THE Bishop of Durham has joined forces with Labour in a bid to force the Government to cap 'payday loans' - and stamp out interest rates of up to 4,000 per cent.
The Right Reverend Justin Welby - the incoming Archbishop of Canterbury - has signed an amendment to the Financial Services Bill, which will be debated in the House of Lords on Wednesday (November 28).
The amendment seeks to cap the interest payable on payday loans, after growing criticism that they exploit poor and vulnerable people who have nowhere else to turn for credit.
Ministers have been accused of dragging their heels on promised action to curb an explosion in the number of high-interest lenders - or 'legal loans sharks' - which are plunging households into a deadly "debt spiral".
Online payday loan deals can be completed in under an hour. In one example, £250 borrowed for 14 days would see £290.78 repaid - at an annual rate of 4,214 per cent.
Bishop Welby's support has been seen as a coup for campaigners - and evidence of his determination to continue fighting for social justice, as he heads to Lambeth Palace.

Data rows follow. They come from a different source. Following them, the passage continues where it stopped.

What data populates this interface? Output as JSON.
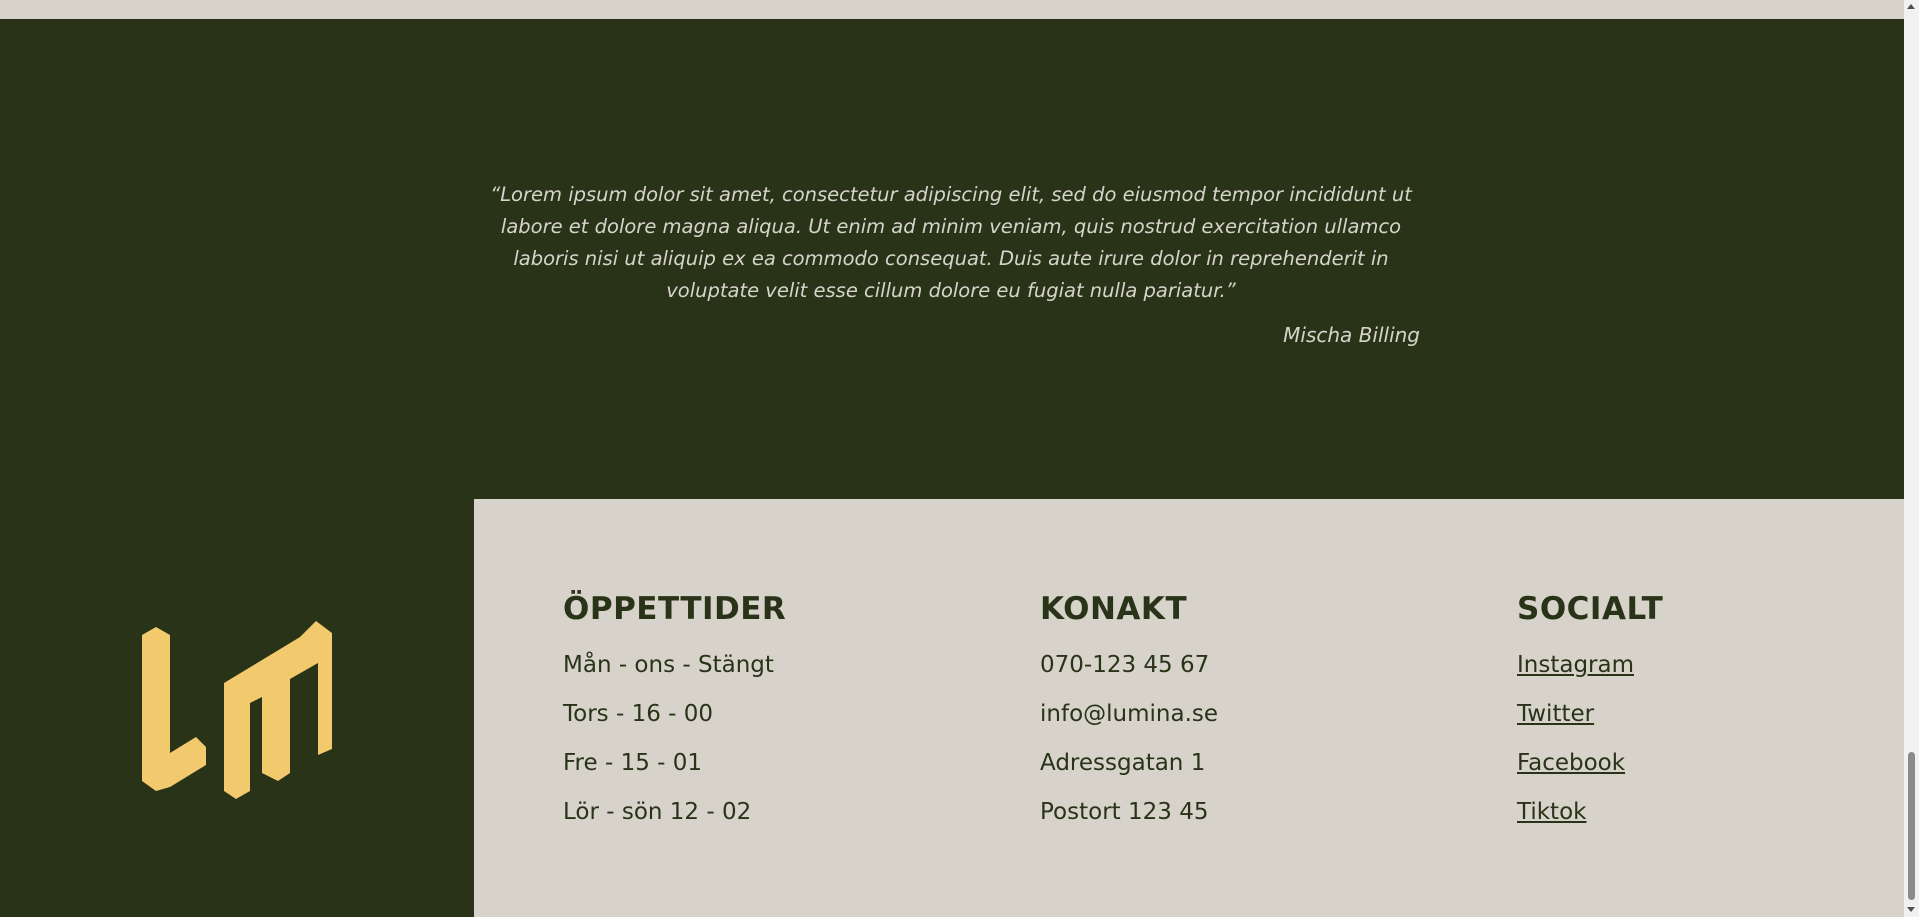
{
  "testimonial": {
    "quote": "“Lorem ipsum dolor sit amet, consectetur adipiscing elit, sed do eiusmod tempor incididunt ut labore et dolore magna aliqua. Ut enim ad minim veniam, quis nostrud exercitation ullamco laboris nisi ut aliquip ex ea commodo consequat. Duis aute irure dolor in reprehenderit in voluptate velit esse cillum dolore eu fugiat nulla pariatur.”",
    "author": "Mischa Billing"
  },
  "footer": {
    "hours": {
      "title": "ÖPPETTIDER",
      "items": [
        "Mån - ons - Stängt",
        "Tors - 16 - 00",
        "Fre - 15 - 01",
        "Lör - sön 12 - 02"
      ]
    },
    "contact": {
      "title": "KONAKT",
      "items": [
        "070-123 45 67",
        "info@lumina.se",
        "Adressgatan 1",
        "Postort 123 45"
      ]
    },
    "social": {
      "title": "SOCIALT",
      "links": [
        "Instagram",
        "Twitter",
        "Facebook",
        "Tiktok"
      ]
    }
  },
  "logo": {
    "icon": "lm-logo-icon",
    "color": "#f2c96d"
  },
  "colors": {
    "dark_green": "#283318",
    "beige": "#d7d3cb",
    "accent": "#f2c96d"
  }
}
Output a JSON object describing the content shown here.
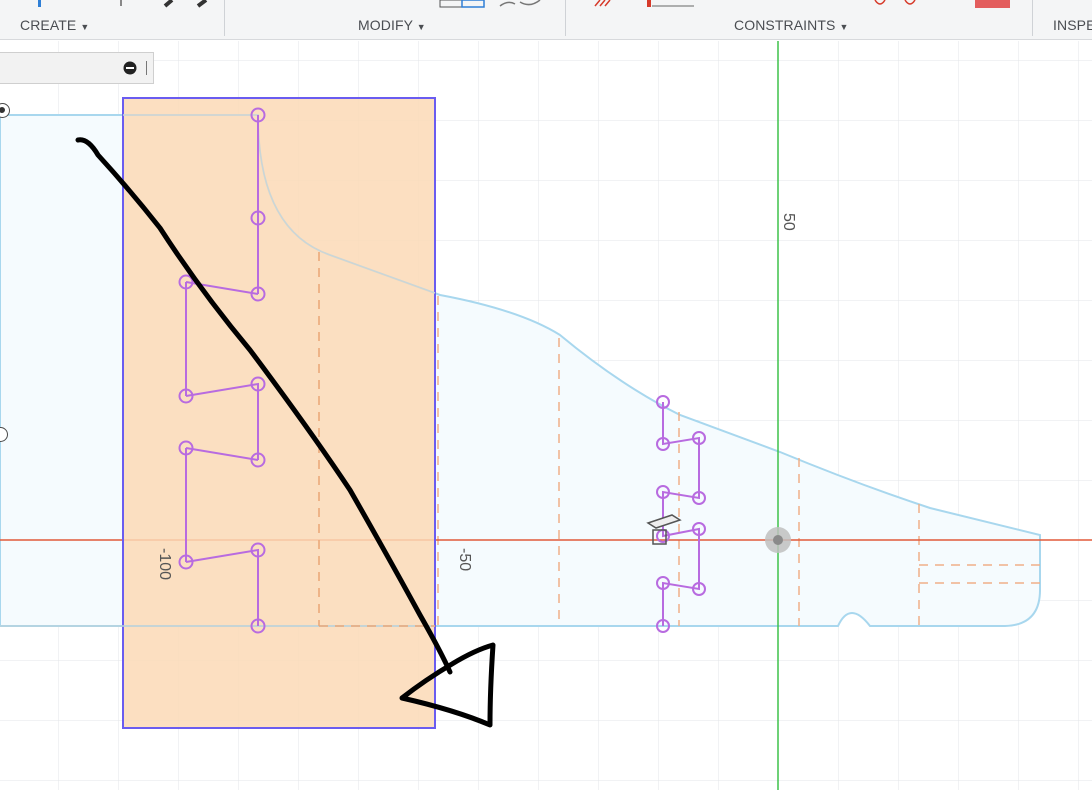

He has already pledged to continue serving on the parliamentary commission that is examining how to overhaul the banking system, to prevent a repeat of the 2008 crash.
The Bishop first condemned payday loan companies back in the summer, when he said: "It is a sin to charge that level of interest. It is just morally wrong."
Last night, a spokesman said: "It is correct that Bishop Welby has signed this amendment, because it is in line with what he has been arguing for, both in the Lords and in the region.
"He believes there is a need for people at the neediest end of society to have access to credit at an affordable rate. He is really keen to see that."
Wednesday's vote looks perilous for the government, after it suffered a series of defeats last week on the Justice and Security Bill.
Bishop Welby's stance is likely to attract crossbench peers to the amendment - but, to win the vote, Labour still needs a large number of Liberal Democrat peers to rebel.
Earlier this year, the Commons business select committee criticised the lack of action on payday loans, one year after the closure of a government consultation on the dangers.
It demanded a "swift" crackdown, including the exploring of strict caps on loans and fees, modelled on a successful scheme in Florida.
Last week, David Cameron did hint at a crackdown, pointing out the Office of Fair Trading (OFT) was being given new powers to suspend licences where practices were "not acceptable".